* _TASK ITEM_
Find and copy the lines in the records beneath this task that contain the word "append".

(Source records)

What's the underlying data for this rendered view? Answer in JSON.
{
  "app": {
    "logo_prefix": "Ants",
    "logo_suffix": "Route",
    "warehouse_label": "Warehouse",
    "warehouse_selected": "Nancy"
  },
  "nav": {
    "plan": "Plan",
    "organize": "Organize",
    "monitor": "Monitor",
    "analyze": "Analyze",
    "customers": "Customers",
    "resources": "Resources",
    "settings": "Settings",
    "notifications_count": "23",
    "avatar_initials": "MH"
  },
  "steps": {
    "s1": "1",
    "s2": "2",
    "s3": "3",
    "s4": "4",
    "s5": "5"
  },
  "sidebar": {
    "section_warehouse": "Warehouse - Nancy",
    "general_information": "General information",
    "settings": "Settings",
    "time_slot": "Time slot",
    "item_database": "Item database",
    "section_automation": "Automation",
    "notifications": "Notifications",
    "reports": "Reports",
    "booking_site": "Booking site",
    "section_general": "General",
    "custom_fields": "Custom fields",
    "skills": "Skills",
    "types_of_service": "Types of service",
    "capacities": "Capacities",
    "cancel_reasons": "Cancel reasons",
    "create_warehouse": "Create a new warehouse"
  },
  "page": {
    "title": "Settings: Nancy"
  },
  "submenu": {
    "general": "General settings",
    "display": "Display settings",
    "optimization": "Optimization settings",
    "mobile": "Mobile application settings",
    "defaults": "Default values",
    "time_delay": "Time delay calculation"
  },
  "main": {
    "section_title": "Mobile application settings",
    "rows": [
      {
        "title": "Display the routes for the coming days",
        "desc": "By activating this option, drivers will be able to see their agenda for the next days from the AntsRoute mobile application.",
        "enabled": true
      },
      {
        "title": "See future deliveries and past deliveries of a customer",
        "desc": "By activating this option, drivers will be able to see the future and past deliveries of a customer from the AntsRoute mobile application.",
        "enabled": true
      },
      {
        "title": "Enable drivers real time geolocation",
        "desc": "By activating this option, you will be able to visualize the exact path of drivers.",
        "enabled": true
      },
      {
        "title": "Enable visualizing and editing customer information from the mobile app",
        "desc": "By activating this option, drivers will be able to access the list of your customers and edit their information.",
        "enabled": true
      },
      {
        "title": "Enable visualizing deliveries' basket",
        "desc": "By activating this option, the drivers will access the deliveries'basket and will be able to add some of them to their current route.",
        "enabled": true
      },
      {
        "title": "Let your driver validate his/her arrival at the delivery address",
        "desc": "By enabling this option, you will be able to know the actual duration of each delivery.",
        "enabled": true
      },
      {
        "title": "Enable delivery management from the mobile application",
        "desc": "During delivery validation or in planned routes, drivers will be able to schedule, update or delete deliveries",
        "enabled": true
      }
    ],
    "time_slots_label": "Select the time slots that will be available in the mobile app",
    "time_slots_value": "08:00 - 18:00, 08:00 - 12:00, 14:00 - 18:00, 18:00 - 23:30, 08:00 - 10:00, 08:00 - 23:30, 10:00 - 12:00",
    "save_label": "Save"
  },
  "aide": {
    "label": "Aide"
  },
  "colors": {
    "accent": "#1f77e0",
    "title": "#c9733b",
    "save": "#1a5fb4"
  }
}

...

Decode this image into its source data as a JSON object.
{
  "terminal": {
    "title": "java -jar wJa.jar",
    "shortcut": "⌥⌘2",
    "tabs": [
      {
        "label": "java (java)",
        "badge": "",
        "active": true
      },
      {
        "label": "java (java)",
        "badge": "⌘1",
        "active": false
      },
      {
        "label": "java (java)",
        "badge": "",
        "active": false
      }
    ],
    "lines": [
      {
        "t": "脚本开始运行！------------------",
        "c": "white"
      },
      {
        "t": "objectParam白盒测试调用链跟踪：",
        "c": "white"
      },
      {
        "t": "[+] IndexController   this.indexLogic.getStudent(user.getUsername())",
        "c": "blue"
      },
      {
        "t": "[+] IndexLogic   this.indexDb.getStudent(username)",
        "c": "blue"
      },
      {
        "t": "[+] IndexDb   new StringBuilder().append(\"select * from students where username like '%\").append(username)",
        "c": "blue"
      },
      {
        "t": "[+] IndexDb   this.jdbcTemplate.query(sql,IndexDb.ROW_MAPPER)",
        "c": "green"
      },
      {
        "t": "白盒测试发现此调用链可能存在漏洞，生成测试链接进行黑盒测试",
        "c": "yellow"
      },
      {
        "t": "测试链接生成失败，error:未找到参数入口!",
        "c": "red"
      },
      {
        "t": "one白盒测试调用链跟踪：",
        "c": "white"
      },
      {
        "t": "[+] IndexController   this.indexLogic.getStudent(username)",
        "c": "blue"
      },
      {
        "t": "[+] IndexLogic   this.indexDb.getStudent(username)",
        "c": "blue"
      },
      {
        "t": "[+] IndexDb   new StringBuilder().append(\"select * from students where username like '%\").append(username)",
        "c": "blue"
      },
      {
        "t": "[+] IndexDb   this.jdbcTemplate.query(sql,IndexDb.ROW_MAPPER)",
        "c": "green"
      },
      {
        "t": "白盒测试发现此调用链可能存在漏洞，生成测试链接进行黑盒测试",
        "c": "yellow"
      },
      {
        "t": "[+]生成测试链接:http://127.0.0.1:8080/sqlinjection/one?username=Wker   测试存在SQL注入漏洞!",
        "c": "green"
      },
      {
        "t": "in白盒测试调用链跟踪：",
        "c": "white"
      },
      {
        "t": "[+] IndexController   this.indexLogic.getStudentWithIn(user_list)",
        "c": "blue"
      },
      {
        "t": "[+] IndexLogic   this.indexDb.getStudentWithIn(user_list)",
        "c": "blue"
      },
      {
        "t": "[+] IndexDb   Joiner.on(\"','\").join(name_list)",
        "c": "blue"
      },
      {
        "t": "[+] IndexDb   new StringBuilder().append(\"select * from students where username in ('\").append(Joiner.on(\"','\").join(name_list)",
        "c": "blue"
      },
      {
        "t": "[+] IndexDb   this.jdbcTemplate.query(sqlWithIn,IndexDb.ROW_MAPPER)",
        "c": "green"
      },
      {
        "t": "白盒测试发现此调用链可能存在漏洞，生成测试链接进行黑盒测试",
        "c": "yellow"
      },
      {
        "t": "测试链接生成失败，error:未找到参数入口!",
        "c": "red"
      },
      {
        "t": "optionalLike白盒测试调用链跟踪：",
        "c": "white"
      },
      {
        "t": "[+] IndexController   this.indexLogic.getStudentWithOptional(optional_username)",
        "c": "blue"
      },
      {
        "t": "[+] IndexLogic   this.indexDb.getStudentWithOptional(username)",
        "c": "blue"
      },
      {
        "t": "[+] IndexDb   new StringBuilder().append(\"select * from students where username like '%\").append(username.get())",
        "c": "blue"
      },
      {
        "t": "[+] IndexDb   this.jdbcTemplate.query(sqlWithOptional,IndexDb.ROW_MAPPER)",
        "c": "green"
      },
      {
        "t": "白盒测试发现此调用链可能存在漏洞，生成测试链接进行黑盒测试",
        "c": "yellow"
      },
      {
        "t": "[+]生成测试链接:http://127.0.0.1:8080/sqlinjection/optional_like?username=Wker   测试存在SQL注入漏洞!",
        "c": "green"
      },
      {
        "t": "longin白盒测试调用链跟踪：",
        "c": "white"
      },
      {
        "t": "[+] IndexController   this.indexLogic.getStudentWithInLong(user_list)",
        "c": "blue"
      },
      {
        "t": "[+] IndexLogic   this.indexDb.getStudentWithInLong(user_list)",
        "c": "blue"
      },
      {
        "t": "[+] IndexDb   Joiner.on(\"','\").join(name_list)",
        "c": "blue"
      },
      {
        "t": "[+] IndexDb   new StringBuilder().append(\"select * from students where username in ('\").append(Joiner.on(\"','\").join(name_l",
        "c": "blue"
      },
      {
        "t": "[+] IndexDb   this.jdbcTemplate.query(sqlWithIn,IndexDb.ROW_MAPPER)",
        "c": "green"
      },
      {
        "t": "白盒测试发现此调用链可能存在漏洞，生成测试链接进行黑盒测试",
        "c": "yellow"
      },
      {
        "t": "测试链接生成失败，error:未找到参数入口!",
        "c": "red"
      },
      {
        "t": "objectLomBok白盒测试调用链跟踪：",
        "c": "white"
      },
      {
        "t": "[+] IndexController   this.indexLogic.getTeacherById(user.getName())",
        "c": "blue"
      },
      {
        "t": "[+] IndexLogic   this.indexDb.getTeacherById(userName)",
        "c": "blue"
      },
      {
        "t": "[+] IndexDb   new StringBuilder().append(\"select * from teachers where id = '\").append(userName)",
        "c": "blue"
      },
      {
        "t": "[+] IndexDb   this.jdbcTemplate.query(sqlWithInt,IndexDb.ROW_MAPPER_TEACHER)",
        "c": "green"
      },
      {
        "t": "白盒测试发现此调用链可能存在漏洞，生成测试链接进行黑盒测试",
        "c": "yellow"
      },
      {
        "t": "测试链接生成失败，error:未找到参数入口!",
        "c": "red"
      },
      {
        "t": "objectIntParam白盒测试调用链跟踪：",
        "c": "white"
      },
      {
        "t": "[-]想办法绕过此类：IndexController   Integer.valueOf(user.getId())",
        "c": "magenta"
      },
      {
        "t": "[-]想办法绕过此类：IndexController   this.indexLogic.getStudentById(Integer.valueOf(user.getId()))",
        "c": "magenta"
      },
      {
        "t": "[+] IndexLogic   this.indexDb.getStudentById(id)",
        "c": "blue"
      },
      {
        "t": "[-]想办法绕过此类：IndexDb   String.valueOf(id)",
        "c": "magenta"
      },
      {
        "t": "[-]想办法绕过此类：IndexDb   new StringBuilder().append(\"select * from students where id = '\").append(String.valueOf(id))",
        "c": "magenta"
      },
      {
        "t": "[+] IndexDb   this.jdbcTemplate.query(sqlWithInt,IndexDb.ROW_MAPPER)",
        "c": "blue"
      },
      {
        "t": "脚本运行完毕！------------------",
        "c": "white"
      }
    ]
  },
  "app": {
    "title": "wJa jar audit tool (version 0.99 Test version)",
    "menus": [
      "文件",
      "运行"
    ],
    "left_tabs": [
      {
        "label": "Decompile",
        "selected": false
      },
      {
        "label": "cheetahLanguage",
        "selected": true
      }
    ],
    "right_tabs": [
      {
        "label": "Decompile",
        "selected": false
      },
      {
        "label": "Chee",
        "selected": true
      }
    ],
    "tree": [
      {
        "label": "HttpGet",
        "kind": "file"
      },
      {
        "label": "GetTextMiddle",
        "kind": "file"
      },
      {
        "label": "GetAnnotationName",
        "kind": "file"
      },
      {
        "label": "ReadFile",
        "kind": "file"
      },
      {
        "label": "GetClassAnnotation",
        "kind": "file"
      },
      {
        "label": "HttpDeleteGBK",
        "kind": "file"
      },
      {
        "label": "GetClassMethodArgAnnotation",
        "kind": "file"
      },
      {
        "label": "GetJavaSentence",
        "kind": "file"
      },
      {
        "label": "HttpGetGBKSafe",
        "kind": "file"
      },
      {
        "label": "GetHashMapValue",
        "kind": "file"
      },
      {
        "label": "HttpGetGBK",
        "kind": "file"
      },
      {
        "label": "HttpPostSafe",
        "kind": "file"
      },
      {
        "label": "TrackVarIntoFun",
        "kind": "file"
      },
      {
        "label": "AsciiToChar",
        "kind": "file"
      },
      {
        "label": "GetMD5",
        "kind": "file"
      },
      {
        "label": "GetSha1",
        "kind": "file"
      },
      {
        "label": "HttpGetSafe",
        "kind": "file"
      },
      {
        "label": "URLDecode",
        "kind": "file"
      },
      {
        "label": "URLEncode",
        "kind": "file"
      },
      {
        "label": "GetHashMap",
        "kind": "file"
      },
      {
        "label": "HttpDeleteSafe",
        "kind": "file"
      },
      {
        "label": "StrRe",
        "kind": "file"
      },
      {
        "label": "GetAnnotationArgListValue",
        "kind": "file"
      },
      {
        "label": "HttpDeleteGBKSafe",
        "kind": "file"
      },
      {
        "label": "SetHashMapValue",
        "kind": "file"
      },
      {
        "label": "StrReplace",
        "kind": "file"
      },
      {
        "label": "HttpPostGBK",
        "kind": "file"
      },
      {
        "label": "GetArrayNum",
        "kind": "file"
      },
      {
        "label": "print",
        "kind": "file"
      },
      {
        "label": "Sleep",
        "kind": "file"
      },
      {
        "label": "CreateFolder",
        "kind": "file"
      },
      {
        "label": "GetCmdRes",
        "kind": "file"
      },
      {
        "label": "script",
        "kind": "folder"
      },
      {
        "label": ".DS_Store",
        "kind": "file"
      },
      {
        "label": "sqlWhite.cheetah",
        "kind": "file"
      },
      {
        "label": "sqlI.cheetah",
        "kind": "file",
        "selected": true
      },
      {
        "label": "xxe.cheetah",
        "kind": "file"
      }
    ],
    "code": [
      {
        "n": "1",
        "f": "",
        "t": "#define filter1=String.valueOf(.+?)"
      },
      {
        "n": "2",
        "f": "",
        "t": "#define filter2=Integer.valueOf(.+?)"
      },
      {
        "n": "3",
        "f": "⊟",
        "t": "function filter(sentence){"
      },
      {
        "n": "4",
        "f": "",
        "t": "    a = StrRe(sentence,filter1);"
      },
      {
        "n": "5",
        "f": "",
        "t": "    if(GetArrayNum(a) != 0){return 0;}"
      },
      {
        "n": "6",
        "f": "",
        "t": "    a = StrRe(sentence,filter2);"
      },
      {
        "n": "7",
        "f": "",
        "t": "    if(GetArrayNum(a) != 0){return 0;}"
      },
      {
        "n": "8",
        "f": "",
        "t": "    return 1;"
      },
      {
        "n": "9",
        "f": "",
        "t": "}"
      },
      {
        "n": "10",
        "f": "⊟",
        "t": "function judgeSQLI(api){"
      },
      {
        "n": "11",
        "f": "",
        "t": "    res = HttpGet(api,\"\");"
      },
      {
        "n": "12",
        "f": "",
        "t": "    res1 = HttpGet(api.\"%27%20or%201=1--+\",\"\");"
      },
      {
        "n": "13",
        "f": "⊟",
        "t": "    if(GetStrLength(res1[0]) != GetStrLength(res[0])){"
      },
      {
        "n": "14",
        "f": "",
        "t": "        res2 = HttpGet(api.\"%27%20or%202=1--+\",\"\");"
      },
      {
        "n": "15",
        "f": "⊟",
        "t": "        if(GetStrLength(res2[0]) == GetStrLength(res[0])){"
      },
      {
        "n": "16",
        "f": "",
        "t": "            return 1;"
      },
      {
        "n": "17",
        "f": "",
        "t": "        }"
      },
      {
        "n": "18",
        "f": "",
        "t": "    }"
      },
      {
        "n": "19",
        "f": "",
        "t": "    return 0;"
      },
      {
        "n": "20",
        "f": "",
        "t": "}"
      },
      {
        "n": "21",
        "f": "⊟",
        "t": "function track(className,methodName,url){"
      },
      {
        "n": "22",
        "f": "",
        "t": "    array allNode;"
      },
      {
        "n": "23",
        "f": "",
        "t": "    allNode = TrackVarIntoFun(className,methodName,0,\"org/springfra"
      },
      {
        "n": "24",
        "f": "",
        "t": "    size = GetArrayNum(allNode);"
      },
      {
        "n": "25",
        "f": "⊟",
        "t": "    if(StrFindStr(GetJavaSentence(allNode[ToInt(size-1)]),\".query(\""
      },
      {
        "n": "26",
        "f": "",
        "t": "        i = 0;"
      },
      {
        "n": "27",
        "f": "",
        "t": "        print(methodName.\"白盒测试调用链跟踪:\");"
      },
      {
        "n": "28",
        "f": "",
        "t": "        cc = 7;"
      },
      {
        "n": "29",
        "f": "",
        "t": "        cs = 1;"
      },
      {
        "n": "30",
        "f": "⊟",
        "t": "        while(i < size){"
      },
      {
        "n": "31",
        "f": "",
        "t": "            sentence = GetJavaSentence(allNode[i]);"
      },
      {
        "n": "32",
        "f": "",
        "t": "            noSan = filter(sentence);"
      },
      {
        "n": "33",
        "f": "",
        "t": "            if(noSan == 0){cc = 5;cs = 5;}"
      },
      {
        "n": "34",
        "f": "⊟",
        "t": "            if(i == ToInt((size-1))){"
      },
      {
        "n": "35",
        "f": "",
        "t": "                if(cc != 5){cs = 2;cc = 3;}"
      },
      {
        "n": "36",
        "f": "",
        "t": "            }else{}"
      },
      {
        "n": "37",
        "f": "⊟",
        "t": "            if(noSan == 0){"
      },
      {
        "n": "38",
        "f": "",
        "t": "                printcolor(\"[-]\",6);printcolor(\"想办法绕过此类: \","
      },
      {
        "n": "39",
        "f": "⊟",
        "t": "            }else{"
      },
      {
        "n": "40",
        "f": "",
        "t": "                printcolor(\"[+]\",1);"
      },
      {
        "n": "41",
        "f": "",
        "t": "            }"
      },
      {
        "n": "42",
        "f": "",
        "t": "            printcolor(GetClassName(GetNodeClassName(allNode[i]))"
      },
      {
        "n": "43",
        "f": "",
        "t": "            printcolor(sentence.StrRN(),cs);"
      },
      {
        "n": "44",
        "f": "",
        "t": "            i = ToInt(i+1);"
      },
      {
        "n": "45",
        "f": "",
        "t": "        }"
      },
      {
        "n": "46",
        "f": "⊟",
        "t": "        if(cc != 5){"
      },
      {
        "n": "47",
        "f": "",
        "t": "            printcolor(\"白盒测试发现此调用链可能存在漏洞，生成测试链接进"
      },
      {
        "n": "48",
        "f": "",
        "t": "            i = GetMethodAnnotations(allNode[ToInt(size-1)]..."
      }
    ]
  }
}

* _YOUR SOLUTION_
        "t": "[+] IndexDb   new StringBuilder().append(\"select * from students where username like '%\").append(username)",
        "t": "[+] IndexDb   new StringBuilder().append(\"select * from students where username like '%\").append(username)",
        "t": "[+] IndexDb   new StringBuilder().append(\"select * from students where username in ('\").append(Joiner.on(\"','\").join(name_list)",
        "t": "[+] IndexDb   new StringBuilder().append(\"select * from students where username like '%\").append(username.get())",
        "t": "[+] IndexDb   new StringBuilder().append(\"select * from students where username in ('\").append(Joiner.on(\"','\").join(name_l",
        "t": "[+] IndexDb   new StringBuilder().append(\"select * from teachers where id = '\").append(userName)",
        "t": "[-]想办法绕过此类：IndexDb   new StringBuilder().append(\"select * from students where id = '\").append(String.valueOf(id))",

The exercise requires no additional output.